A Better Way
Members of the Holders Coalition, who separately spoke with FinOps Report assert that the IRS could make states rather than financial firms responsible for handling the withholding tax for escheated IRAs. “The states could apply to the IRS to become accredited custodians of IRAs which would allow financial institutions to continue their current process of completing a transfer-in-kind to the states,” suggests Dana Terry, director of the unclaimed property consulting group for Georgeson in Jersey City, New Jersey. “States would then be responsible for the IRS withholding tax upon liquidation of the shares.” Alternatively, the IRS could amend its ruling.
So far, it doesn’t appear that state treasurers responsible for handling unclaimed accounts are willing to tackle the applications necessary to become IRS-accepted IRA custodians. The IRS also isn’t willing to rescind or modify its new ruling.
What if a financial institution were to decide to simply not escheat an IRA account to a state? Legal counsels at financial firms could easily interpret the IRS’ requirement on withholding to apply only to escheatable accounts and not unclaimed IRAs retained by financial firms.
Such an option also has its shortcomings, according to Terry, whose firm specializes in helping corporations meet their unclaimed property escheatment obligations.

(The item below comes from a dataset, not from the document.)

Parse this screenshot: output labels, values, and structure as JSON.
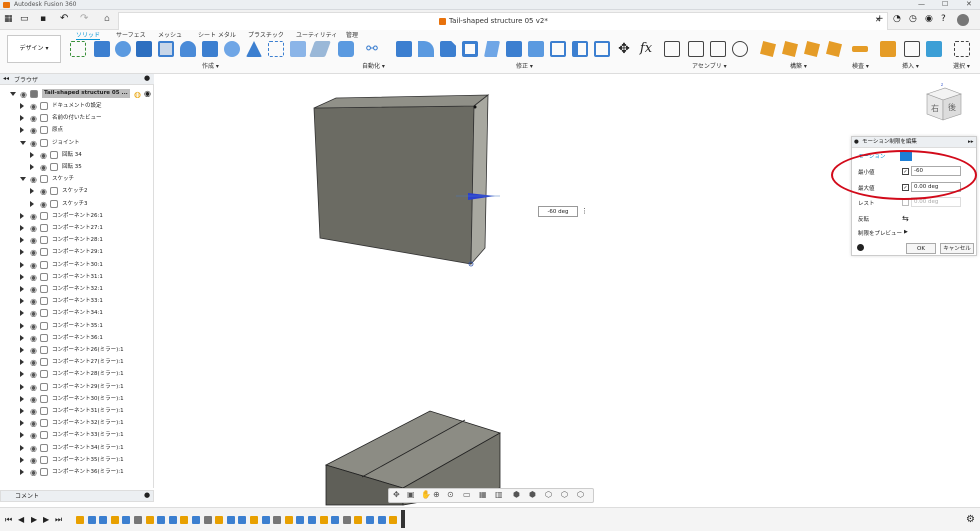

The reason: states have become more aggressive in their audits of financial firms and other institutions and could fine them should they determine that they have neglected to escheat any accounts pursuant to state unclaimed property laws. Those fines could end up being in the multimillions of dollars, cautions Terry whose firm is owned by Computershare, the US’ largest stock transfer agent.
What’s left? Apparently, all the IRS is willing to concede for now is to postpone the time for when its new ruling becomes effective. However, even that delay will be far short of the minimum of eighteen months broker-dealers and others are asking for, unclaimed property specialists tell FinOps Report after attending a recent closed door meeting held by the IRS on September 21.
“The IRS has put financial firms and corporations in the position of being between a rock and a hard place in reconciling the incompatible mrequirements of multiple regulators,” says DeOliveira. “The IRS will require us to calculate and remit the withholding tax, but SEC and FINRA’s rules don’t allow us to liquidate shares. Meanwhile, states assert that holders must report and remit traditional IRAs as unclaimed property.”
The only potential salvation for financial firms could come from FINRA and the SEC. Presumably the regulatory agencies could tell the IRS its new ruling conflicts with their own rules and persuade the IRS to change its mind. Alternatively, FINRA and the SEC could direct the IRS that unclaimed IRAs could be escheated, but no assets could be liquidated.
Just how likely is it for either of those options to happen? The SEC declined to comment for this article beyond referring FinOps to the Holders Coalition’s letter to the IRS and US Treasury. FINRA even dismisses the Coalition’s concerns. “We do not view our rules as limiting compliance by members with federal requirements regarding income tax withholding,” insists Robert Colby, FINRA’s chief legal officer in a statement to FinOps Report. When further pressed to explain why so many influential organizations would have a conflicting viewpoint, he would not elaborate further.